The client wants to “own the future”—to own the growth companies of the next generation. This is a laudable goal, and it’s one that I share. But looking at the portfolio, that is not what the client has.
Not a Bad Portfolio, But . . .
What he does have is a very comprehensive collection of the winners over the past couple of years. As noted, he has done very well, but those companies are the ones that have done well in the past. If you look at the FANMAG companies (Facebook, Amazon, Netflix, Microsoft, Apple, and Google), they could change the world going forward—and likely will—but how much larger can they get? If you have a $1 trillion market capitalization in a $15 trillion economy, can you grow to 10 or 100 times your present size? Not using the math I was taught.
When looking at his holdings and performance, you see the same thing. Yes, he has done very well, as those companies have done very well. When you compare his performance with the market index, however, he is doing about as well as the index—and not actually outperforming at all. That makes sense, because the companies he owns compose a large share of the index. It’s hard to outperform the index when you largely own it.

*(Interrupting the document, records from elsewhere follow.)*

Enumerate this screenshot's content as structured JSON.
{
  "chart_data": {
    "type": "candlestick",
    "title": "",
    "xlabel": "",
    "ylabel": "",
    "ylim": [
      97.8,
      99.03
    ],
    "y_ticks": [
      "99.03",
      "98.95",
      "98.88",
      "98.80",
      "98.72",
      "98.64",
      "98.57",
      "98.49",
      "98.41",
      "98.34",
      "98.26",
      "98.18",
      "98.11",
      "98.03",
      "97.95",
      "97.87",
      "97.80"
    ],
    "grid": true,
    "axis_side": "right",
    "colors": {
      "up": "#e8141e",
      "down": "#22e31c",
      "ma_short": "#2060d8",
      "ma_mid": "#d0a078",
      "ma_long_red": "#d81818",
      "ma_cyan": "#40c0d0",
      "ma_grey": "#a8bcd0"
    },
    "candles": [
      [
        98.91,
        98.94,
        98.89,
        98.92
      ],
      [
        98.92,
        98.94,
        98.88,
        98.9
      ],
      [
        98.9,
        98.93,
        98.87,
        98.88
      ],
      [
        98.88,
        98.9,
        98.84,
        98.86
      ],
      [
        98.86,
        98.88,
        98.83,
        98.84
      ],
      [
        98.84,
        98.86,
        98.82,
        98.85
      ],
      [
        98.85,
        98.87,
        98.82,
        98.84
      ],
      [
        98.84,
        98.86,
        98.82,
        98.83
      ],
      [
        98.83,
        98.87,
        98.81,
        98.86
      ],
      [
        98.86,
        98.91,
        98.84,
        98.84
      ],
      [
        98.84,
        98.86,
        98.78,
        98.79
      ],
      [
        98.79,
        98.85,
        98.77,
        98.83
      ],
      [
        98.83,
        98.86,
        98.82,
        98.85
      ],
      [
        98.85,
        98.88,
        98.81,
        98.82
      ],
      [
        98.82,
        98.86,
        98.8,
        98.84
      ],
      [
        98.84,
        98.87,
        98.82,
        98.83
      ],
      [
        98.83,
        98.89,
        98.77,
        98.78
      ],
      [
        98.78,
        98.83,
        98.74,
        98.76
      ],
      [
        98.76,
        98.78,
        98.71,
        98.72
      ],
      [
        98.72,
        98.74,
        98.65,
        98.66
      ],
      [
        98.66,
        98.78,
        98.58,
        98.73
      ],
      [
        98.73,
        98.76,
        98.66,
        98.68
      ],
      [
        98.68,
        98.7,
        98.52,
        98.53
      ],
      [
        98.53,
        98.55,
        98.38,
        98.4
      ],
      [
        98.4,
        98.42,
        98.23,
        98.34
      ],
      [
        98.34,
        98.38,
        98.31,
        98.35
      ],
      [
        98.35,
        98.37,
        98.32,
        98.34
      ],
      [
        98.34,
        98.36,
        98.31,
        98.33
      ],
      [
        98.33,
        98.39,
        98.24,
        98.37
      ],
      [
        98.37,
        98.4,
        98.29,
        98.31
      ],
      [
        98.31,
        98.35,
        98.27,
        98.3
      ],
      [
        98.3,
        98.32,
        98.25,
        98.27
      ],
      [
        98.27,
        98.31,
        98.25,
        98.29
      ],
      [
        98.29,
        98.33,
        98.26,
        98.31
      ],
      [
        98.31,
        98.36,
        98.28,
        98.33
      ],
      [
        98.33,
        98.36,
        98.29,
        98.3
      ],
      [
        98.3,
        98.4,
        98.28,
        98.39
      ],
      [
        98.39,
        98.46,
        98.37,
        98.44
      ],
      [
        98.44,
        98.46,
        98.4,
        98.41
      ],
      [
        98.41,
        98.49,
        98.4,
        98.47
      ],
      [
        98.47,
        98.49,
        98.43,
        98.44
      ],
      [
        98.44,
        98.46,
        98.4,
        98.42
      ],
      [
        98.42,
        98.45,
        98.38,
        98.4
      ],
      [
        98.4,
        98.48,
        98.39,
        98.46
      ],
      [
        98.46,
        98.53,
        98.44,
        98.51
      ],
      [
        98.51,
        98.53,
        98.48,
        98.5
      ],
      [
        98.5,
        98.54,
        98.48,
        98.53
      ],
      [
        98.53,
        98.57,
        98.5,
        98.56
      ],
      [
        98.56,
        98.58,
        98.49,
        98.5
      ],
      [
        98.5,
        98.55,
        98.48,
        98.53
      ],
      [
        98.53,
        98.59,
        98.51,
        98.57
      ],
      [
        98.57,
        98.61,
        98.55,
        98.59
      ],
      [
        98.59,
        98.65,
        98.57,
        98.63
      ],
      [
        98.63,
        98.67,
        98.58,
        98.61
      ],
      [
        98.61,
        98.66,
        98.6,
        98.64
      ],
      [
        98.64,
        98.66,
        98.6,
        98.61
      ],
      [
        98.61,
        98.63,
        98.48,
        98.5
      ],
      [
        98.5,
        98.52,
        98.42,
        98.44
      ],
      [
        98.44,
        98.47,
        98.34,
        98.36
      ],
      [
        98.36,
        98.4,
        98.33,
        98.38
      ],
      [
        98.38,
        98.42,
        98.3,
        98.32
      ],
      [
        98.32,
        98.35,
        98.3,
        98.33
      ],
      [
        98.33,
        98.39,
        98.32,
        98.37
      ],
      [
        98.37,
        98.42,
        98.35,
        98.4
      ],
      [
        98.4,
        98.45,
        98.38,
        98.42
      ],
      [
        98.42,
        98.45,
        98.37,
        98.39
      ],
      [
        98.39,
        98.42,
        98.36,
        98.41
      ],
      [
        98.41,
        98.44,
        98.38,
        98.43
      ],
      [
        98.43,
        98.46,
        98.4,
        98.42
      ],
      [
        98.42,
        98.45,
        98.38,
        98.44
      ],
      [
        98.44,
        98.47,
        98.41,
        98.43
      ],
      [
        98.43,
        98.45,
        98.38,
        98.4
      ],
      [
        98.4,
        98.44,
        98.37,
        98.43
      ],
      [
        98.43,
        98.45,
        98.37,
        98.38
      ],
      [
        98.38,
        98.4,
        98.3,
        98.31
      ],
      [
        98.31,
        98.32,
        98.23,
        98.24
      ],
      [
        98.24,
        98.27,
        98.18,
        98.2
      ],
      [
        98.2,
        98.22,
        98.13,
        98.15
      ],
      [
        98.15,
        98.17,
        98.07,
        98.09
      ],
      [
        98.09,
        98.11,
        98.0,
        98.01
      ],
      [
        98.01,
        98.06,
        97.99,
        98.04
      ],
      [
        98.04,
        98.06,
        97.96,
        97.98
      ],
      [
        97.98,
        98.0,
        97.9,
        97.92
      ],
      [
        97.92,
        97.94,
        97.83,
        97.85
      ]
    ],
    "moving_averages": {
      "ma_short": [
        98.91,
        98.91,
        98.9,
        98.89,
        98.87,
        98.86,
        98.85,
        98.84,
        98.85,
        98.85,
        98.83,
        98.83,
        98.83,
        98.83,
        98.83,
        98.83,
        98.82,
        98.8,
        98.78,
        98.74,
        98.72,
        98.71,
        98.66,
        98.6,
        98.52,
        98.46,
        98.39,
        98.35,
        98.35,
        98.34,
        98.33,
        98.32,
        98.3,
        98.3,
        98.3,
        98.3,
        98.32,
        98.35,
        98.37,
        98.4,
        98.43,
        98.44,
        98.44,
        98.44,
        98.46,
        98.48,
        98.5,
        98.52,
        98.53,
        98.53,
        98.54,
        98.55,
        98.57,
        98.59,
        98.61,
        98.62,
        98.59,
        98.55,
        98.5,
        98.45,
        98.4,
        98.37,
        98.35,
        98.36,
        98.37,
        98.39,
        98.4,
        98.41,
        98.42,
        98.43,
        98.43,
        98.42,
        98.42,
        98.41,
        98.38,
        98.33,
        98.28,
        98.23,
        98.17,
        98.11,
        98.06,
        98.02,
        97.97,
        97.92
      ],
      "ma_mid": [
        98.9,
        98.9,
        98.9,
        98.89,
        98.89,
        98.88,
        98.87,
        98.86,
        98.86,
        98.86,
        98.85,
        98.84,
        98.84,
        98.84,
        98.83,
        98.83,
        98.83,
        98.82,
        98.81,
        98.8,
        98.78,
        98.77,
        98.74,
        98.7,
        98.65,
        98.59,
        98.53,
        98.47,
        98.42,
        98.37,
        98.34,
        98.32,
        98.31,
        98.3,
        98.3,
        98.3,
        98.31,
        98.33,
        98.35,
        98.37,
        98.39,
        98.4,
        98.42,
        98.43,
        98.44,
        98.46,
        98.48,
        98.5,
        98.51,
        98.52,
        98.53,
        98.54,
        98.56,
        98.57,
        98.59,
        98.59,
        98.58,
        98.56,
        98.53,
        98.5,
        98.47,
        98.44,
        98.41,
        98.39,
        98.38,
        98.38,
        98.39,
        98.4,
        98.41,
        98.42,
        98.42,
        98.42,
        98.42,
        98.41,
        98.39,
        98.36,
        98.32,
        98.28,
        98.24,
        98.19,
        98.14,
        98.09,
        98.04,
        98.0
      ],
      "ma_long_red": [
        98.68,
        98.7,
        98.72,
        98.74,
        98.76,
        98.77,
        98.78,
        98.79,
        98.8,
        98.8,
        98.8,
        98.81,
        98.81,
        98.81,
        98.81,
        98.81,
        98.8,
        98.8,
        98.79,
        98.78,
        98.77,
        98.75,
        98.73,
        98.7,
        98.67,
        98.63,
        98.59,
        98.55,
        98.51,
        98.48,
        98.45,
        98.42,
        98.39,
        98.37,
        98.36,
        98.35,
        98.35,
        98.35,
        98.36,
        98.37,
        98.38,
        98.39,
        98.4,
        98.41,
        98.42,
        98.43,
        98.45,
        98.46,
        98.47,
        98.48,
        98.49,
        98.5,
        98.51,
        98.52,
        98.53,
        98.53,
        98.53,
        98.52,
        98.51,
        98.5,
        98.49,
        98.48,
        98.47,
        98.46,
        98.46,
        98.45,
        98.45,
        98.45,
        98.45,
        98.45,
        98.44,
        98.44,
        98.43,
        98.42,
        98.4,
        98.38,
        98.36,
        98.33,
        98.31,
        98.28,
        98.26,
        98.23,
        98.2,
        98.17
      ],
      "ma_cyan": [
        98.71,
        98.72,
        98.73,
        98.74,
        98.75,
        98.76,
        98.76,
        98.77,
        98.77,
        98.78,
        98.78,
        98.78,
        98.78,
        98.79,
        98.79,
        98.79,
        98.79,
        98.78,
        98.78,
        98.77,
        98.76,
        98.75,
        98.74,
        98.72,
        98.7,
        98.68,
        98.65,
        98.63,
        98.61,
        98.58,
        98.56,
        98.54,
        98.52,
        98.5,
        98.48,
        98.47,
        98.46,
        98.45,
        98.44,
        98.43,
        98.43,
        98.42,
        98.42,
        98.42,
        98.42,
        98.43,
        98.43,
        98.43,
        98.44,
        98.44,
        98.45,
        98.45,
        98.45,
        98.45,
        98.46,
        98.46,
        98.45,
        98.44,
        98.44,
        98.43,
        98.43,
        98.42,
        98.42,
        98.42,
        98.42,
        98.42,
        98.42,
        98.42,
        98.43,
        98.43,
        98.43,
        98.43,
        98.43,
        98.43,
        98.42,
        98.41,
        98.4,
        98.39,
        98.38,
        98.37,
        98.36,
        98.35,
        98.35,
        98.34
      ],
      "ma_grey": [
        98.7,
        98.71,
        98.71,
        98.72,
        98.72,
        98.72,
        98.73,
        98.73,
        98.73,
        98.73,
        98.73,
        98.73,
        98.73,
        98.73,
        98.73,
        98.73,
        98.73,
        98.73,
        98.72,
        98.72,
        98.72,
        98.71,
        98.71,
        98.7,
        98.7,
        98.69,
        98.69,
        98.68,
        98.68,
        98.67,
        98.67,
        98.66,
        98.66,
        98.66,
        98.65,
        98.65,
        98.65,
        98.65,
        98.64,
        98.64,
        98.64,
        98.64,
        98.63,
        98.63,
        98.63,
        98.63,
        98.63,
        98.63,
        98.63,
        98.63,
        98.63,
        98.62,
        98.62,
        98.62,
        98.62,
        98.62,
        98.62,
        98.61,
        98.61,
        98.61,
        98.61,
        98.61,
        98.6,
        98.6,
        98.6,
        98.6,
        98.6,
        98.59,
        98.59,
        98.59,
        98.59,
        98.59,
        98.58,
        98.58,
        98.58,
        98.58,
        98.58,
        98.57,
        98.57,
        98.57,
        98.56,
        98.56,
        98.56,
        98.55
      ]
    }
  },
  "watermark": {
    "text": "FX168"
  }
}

This is not to say it is a bad portfolio. It is to say that what he does own is not what he says he wants to own.
So, What to Do?
First, the client should understand where he really is. He has been very happy there and done well. Does he really want to change the portfolio into something else? Second, he must understand the risks of where he is. He thinks of his companies as growth stocks, and so does everyone else. What happens when the limits to growth start to appear?
Beyond the risks of the current portfolio, we also have to understand the difficulty of what he says he wants to do. The real question here is time frame based. He wants a portfolio that takes advantage of the next 20 years. What he has is one that is based on the performance of the past 5 years.
Time to Make the Switch?
Making the switch is neither simple nor easy. It is easy to buy the big names in the news, the companies that rule the internet and have made investors rich. It is much harder to identify and then buy the small companies that will be able to grow to 100 or 1,000 times their present size. Those companies will be smaller, riskier, and significantly more volatile than the giants. Holding them will require a great deal of faith, which may be misplaced.
Ask the Hard Questions
It should be an interesting discussion. I have been working on my own portfolio as well, with similar challenges, so I understand and respect the problem. Many other investors who have done well in tech are facing similar questions. They are good questions, and it should be a good discussion—but it will not be an easy one.
Editor’s Note: The original version of this article appeared on the Independent Market Observer.